“I think about all the students around the world, whose lives have been disrupted. We owe it to them to act with empathy and urgency right now. We owe it to them to chart a path forward by unlocking the power of software. Each of us must play our part, by building a better and more resilient future for all.”

Jane McCallion
Managing Editor

Jane McCallion is ITPro's Managing Editor, specializing in data centers and enterprise IT infrastructure. Before becoming Managing Editor, she held the role of Deputy Editor and, prior to that, Features Editor, managing a pool of freelance and internal writers, while continuing to specialize in enterprise IT infrastructure, and business strategy.
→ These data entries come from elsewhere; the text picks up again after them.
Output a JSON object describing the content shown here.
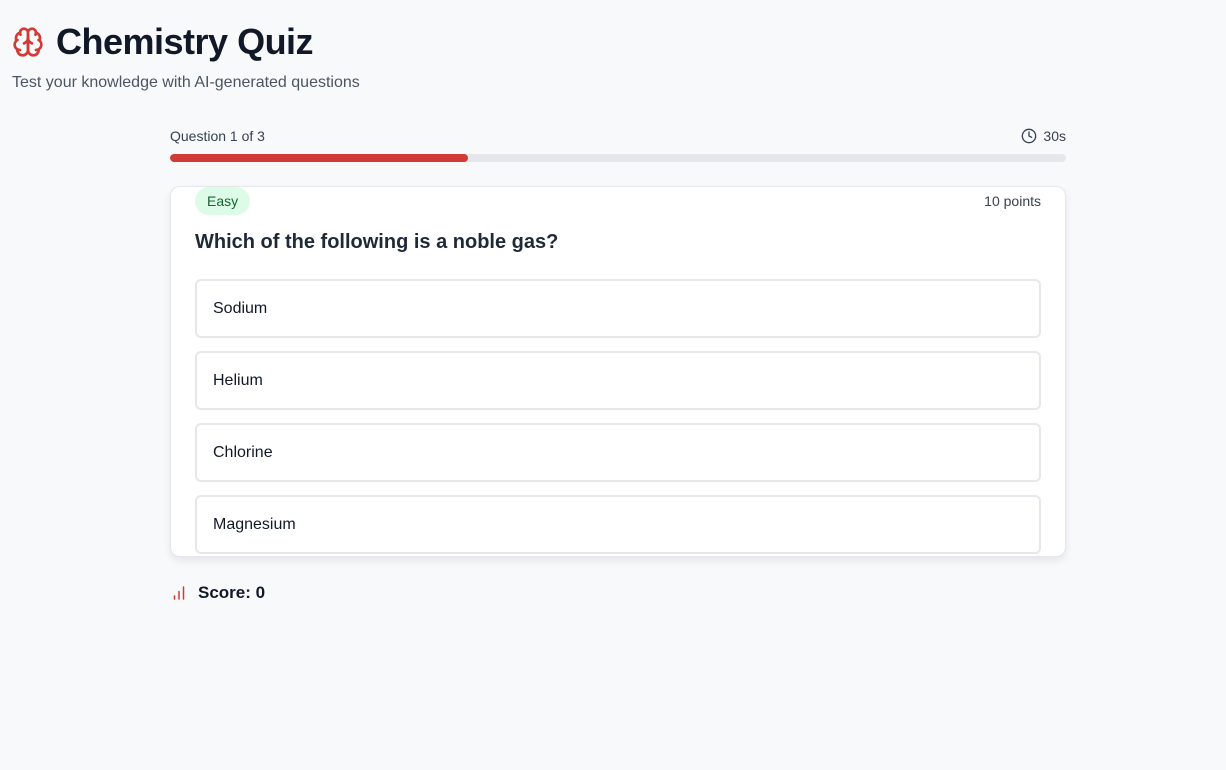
{
  "header": {
    "title": "Chemistry Quiz",
    "subtitle": "Test your knowledge with AI-generated questions",
    "icon": "brain-icon",
    "accent_color": "#d13a35"
  },
  "progress": {
    "label": "Question 1 of 3",
    "timer": "30s",
    "timer_icon": "clock-icon",
    "fraction": 0.333,
    "fill_color": "#d13a35"
  },
  "question": {
    "difficulty": "Easy",
    "points": "10 points",
    "text": "Which of the following is a noble gas?",
    "options": [
      {
        "label": "Sodium"
      },
      {
        "label": "Helium"
      },
      {
        "label": "Chlorine"
      },
      {
        "label": "Magnesium"
      }
    ]
  },
  "score": {
    "label": "Score: 0",
    "icon": "bar-chart-icon"
  }
}
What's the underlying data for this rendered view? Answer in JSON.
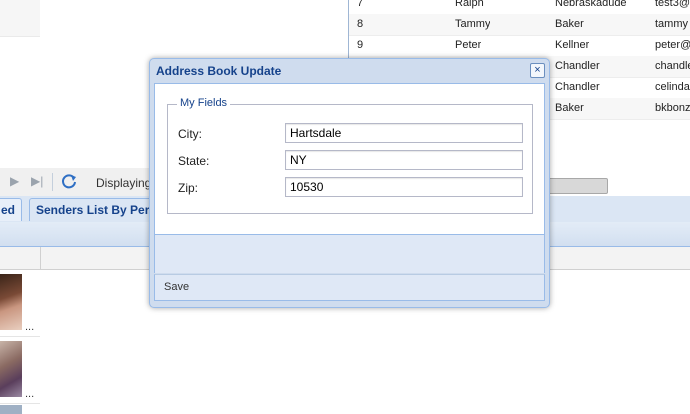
{
  "address_grid": {
    "rows": [
      {
        "id": "7",
        "first": "Ralph",
        "last": "Nebraskadude",
        "email": "test3@"
      },
      {
        "id": "8",
        "first": "Tammy",
        "last": "Baker",
        "email": "tammy"
      },
      {
        "id": "9",
        "first": "Peter",
        "last": "Kellner",
        "email": "peter@"
      },
      {
        "id": "",
        "first": "",
        "last": "Chandler",
        "email": "chandle"
      },
      {
        "id": "",
        "first": "",
        "last": "Chandler",
        "email": "celinda"
      },
      {
        "id": "",
        "first": "",
        "last": "Baker",
        "email": "bkbonz"
      }
    ]
  },
  "paging_toolbar": {
    "next_icon": "▶",
    "last_icon": "▶|",
    "refresh_icon": "refresh-icon",
    "displaying_label": "Displaying"
  },
  "tabs": {
    "items": [
      {
        "label": "ed"
      },
      {
        "label": "Senders List By Pers"
      }
    ]
  },
  "thumbnails": {
    "items": [
      {
        "ellipsis": "..."
      },
      {
        "ellipsis": "..."
      }
    ]
  },
  "dialog": {
    "title": "Address Book Update",
    "close_icon": "×",
    "fieldset_legend": "My Fields",
    "fields": [
      {
        "label": "City:",
        "value": "Hartsdale"
      },
      {
        "label": "State:",
        "value": "NY"
      },
      {
        "label": "Zip:",
        "value": "10530"
      }
    ],
    "save_label": "Save"
  },
  "colors": {
    "title_text": "#15428b",
    "panel_border": "#99bbe8",
    "panel_bg": "#dfe8f6"
  }
}
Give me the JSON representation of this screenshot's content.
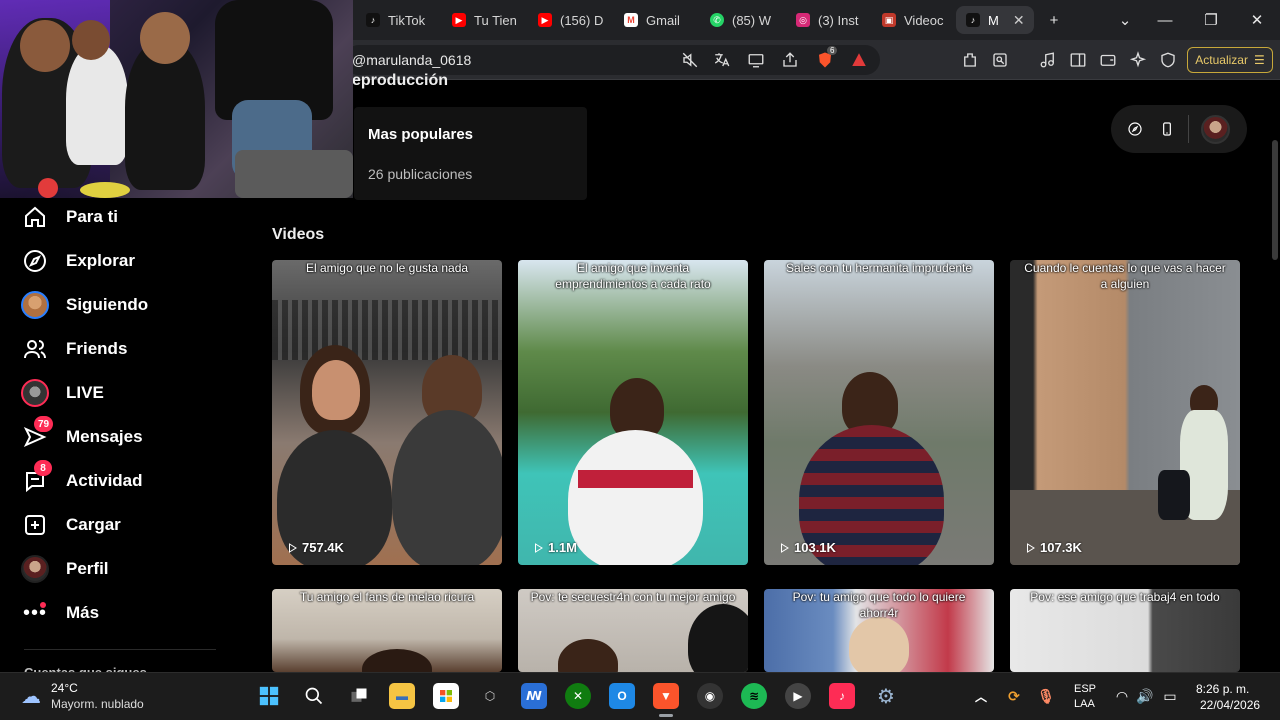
{
  "browser": {
    "tabs": [
      {
        "label": "TikTok",
        "icon": "tiktok-icon",
        "color": "#111111"
      },
      {
        "label": "Tu Tien",
        "icon": "youtube-icon",
        "color": "#ff0000"
      },
      {
        "label": "(156) D",
        "icon": "youtube-icon",
        "color": "#ff0000"
      },
      {
        "label": "Gmail",
        "icon": "gmail-icon",
        "color": "#ea4335"
      },
      {
        "label": "(85) W",
        "icon": "whatsapp-icon",
        "color": "#25d366"
      },
      {
        "label": "(3) Inst",
        "icon": "instagram-icon",
        "color": "#d62976"
      },
      {
        "label": "Videoc",
        "icon": "video-icon",
        "color": "#c0392b"
      },
      {
        "label": "M",
        "icon": "tiktok-icon",
        "color": "#111111"
      }
    ],
    "url": "@marulanda_0618",
    "update_label": "Actualizar",
    "shield_count": "6"
  },
  "profile": {
    "section_title": "eproducción",
    "playlist": {
      "name": "Mas populares",
      "count": "26 publicaciones"
    }
  },
  "sidebar": {
    "items": [
      {
        "label": "Para ti",
        "icon": "home-icon"
      },
      {
        "label": "Explorar",
        "icon": "compass-icon"
      },
      {
        "label": "Siguiendo",
        "icon": "avatar-icon"
      },
      {
        "label": "Friends",
        "icon": "friends-icon"
      },
      {
        "label": "LIVE",
        "icon": "live-avatar-icon"
      },
      {
        "label": "Mensajes",
        "icon": "message-icon",
        "badge": "79"
      },
      {
        "label": "Actividad",
        "icon": "activity-icon",
        "badge": "8"
      },
      {
        "label": "Cargar",
        "icon": "upload-icon"
      },
      {
        "label": "Perfil",
        "icon": "profile-avatar-icon"
      },
      {
        "label": "Más",
        "icon": "more-icon"
      }
    ],
    "following_title": "Cuentas que sigues"
  },
  "videos": {
    "heading": "Videos",
    "items": [
      {
        "caption": "El amigo que no le gusta nada",
        "views": "757.4K"
      },
      {
        "caption": "El amigo que inventa emprendimientos a cada rato",
        "views": "1.1M"
      },
      {
        "caption": "Sales con tu hermanita imprudente",
        "views": "103.1K"
      },
      {
        "caption": "Cuando le cuentas lo que vas a hacer a alguien",
        "views": "107.3K"
      },
      {
        "caption": "Tu amigo el fans de melao ricura",
        "views": ""
      },
      {
        "caption": "Pov: te secuestr4n con tu mejor amigo",
        "views": ""
      },
      {
        "caption": "Pov: tu amigo que todo lo quiere ahorr4r",
        "views": ""
      },
      {
        "caption": "Pov: ese amigo que trabaj4 en todo",
        "views": ""
      }
    ]
  },
  "taskbar": {
    "temp": "24°C",
    "weather": "Mayorm. nublado",
    "lang_top": "ESP",
    "lang_bottom": "LAA",
    "time": "8:26 p. m.",
    "date": "22/04/2026"
  },
  "colors": {
    "accent": "#fe2c55",
    "background": "#000000",
    "update": "#e8c969"
  }
}
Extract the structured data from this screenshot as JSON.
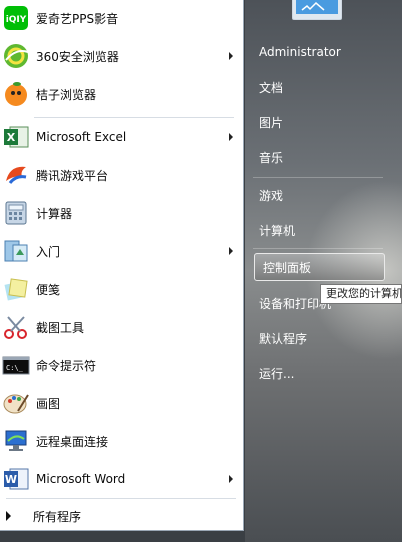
{
  "programs": [
    {
      "label": "爱奇艺PPS影音",
      "icon": "iqiyi-icon",
      "submenu": false
    },
    {
      "label": "360安全浏览器",
      "icon": "360-browser-icon",
      "submenu": true
    },
    {
      "label": "桔子浏览器",
      "icon": "orange-browser-icon",
      "submenu": false
    },
    {
      "label": "Microsoft Excel",
      "icon": "excel-icon",
      "submenu": true
    },
    {
      "label": "腾讯游戏平台",
      "icon": "tencent-games-icon",
      "submenu": false
    },
    {
      "label": "计算器",
      "icon": "calculator-icon",
      "submenu": false
    },
    {
      "label": "入门",
      "icon": "getting-started-icon",
      "submenu": true
    },
    {
      "label": "便笺",
      "icon": "sticky-notes-icon",
      "submenu": false
    },
    {
      "label": "截图工具",
      "icon": "snipping-tool-icon",
      "submenu": false
    },
    {
      "label": "命令提示符",
      "icon": "command-prompt-icon",
      "submenu": false
    },
    {
      "label": "画图",
      "icon": "paint-icon",
      "submenu": false
    },
    {
      "label": "远程桌面连接",
      "icon": "remote-desktop-icon",
      "submenu": false
    },
    {
      "label": "Microsoft Word",
      "icon": "word-icon",
      "submenu": true
    }
  ],
  "all_programs_label": "所有程序",
  "right": {
    "items": [
      {
        "label": "Administrator"
      },
      {
        "label": "文档"
      },
      {
        "label": "图片"
      },
      {
        "label": "音乐"
      },
      {
        "label": "游戏"
      },
      {
        "label": "计算机"
      },
      {
        "label": "控制面板"
      },
      {
        "label": "设备和打印机"
      },
      {
        "label": "默认程序"
      },
      {
        "label": "运行..."
      }
    ]
  },
  "tooltip": "更改您的计算机",
  "colors": {
    "accent_excel": "#1d7a3a",
    "accent_word": "#2b5caa",
    "selected_border": "#e9e9e9"
  }
}
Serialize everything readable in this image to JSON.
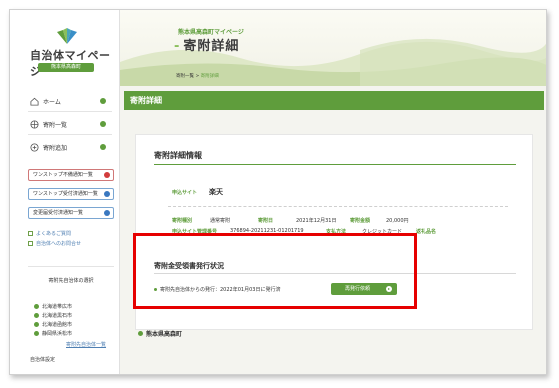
{
  "logo": {
    "title": "自治体マイページ",
    "subtitle": "熊本県高森町"
  },
  "nav": [
    {
      "label": "ホーム",
      "icon": "home-icon"
    },
    {
      "label": "寄附一覧",
      "icon": "gift-icon"
    },
    {
      "label": "寄附追加",
      "icon": "plus-circle-icon"
    }
  ],
  "onestop": [
    {
      "label": "ワンストップ不備通知一覧",
      "color": "#d23c3c"
    },
    {
      "label": "ワンストップ受付済通知一覧",
      "color": "#3a78c0"
    },
    {
      "label": "変更届受付済通知一覧",
      "color": "#3a78c0"
    }
  ],
  "links": [
    {
      "label": "よくあるご質問"
    },
    {
      "label": "自治体へのお問合せ"
    }
  ],
  "municipality": {
    "title": "寄附先自治体の選択",
    "selected": "熊本県高森町",
    "others": [
      "北海道帯広市",
      "北海道黒石市",
      "北海道函館市",
      "静岡県浜松市"
    ],
    "list_link": "寄附先自治体一覧"
  },
  "banner": {
    "subtitle": "熊本県高森町マイページ",
    "title": "寄附詳細",
    "dash": "-"
  },
  "breadcrumb": {
    "parent": "寄附一覧",
    "separator": ">",
    "current": "寄附詳細"
  },
  "section": {
    "title": "寄附詳細"
  },
  "detail": {
    "card_title": "寄附詳細情報",
    "site_label": "申込サイト",
    "site_value": "楽天",
    "type_label": "寄附種別",
    "type_value": "通常寄附",
    "date_label": "寄附日",
    "date_value": "2021年12月31日",
    "amount_label": "寄附金額",
    "amount_value": "20,000円",
    "mgmt_label": "申込サイト管理番号",
    "mgmt_value": "376894-20211231-01201719",
    "payment_label": "支払方法",
    "payment_value": "クレジットカード",
    "gift_label": "返礼品名",
    "gift_value": ""
  },
  "receipt": {
    "title": "寄附金受領書発行状況",
    "status": "寄附先自治体からの発行：2022年01月03日に発行済",
    "button": "再発行依頼"
  },
  "bottom": {
    "label": "自治体設定"
  }
}
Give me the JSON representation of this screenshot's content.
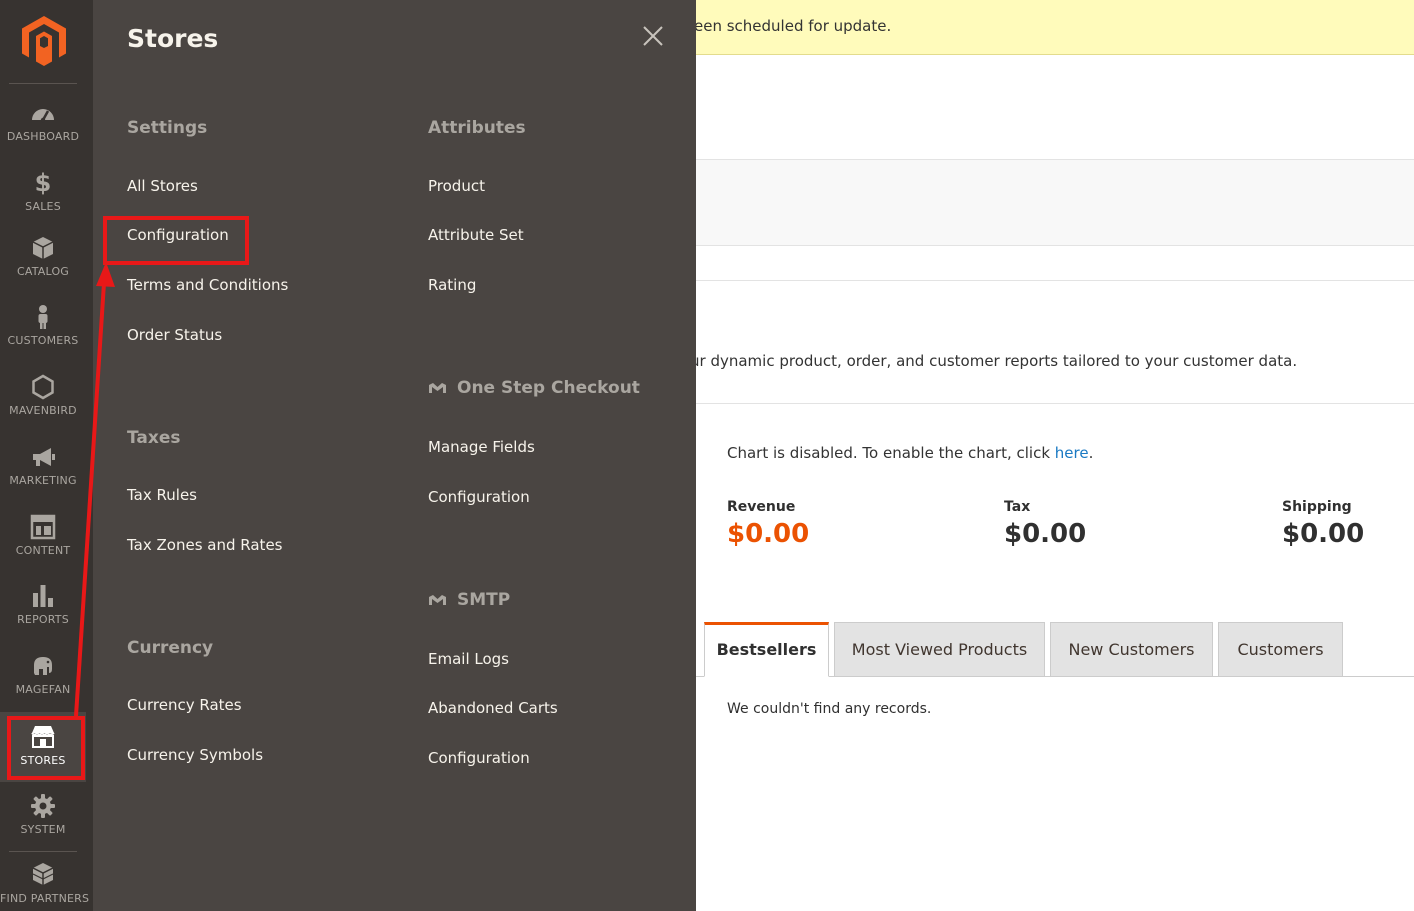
{
  "sidebar": {
    "items": [
      {
        "label": "DASHBOARD",
        "icon": "dashboard-icon"
      },
      {
        "label": "SALES",
        "icon": "dollar-icon"
      },
      {
        "label": "CATALOG",
        "icon": "cube-icon"
      },
      {
        "label": "CUSTOMERS",
        "icon": "person-icon"
      },
      {
        "label": "MAVENBIRD",
        "icon": "hexagon-icon"
      },
      {
        "label": "MARKETING",
        "icon": "megaphone-icon"
      },
      {
        "label": "CONTENT",
        "icon": "layout-icon"
      },
      {
        "label": "REPORTS",
        "icon": "bar-chart-icon"
      },
      {
        "label": "MAGEFAN",
        "icon": "elephant-icon"
      },
      {
        "label": "STORES",
        "icon": "storefront-icon"
      },
      {
        "label": "SYSTEM",
        "icon": "gear-icon"
      },
      {
        "label": "FIND PARTNERS",
        "icon": "boxes-icon"
      }
    ],
    "active": "STORES"
  },
  "flyout": {
    "title": "Stores",
    "settings": {
      "title": "Settings",
      "links": [
        "All Stores",
        "Configuration",
        "Terms and Conditions",
        "Order Status"
      ]
    },
    "taxes": {
      "title": "Taxes",
      "links": [
        "Tax Rules",
        "Tax Zones and Rates"
      ]
    },
    "currency": {
      "title": "Currency",
      "links": [
        "Currency Rates",
        "Currency Symbols"
      ]
    },
    "attributes": {
      "title": "Attributes",
      "links": [
        "Product",
        "Attribute Set",
        "Rating"
      ]
    },
    "one_step_checkout": {
      "title": "One Step Checkout",
      "links": [
        "Manage Fields",
        "Configuration"
      ]
    },
    "smtp": {
      "title": "SMTP",
      "links": [
        "Email Logs",
        "Abandoned Carts",
        "Configuration"
      ]
    }
  },
  "main": {
    "notice": "een scheduled for update.",
    "advanced_reporting": "ur dynamic product, order, and customer reports tailored to your customer data.",
    "chart_disabled": "Chart is disabled. To enable the chart, click ",
    "chart_link": "here",
    "chart_period": ".",
    "totals": [
      {
        "label": "Revenue",
        "value": "$0.00"
      },
      {
        "label": "Tax",
        "value": "$0.00"
      },
      {
        "label": "Shipping",
        "value": "$0.00"
      }
    ],
    "tabs": [
      "Bestsellers",
      "Most Viewed Products",
      "New Customers",
      "Customers"
    ],
    "active_tab": "Bestsellers",
    "empty_message": "We couldn't find any records."
  },
  "colors": {
    "sidebar_bg": "#373330",
    "flyout_bg": "#4a4542",
    "accent": "#eb5202",
    "notice_bg": "#fffbbb",
    "annotation": "#e81818",
    "link": "#1979c3"
  }
}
Prior to joining ITPro, Jane was a freelance business journalist writing as both Jane McCallion and Jane Bordenave for titles such as European CEO, World Finance, and Business Excellence Magazine.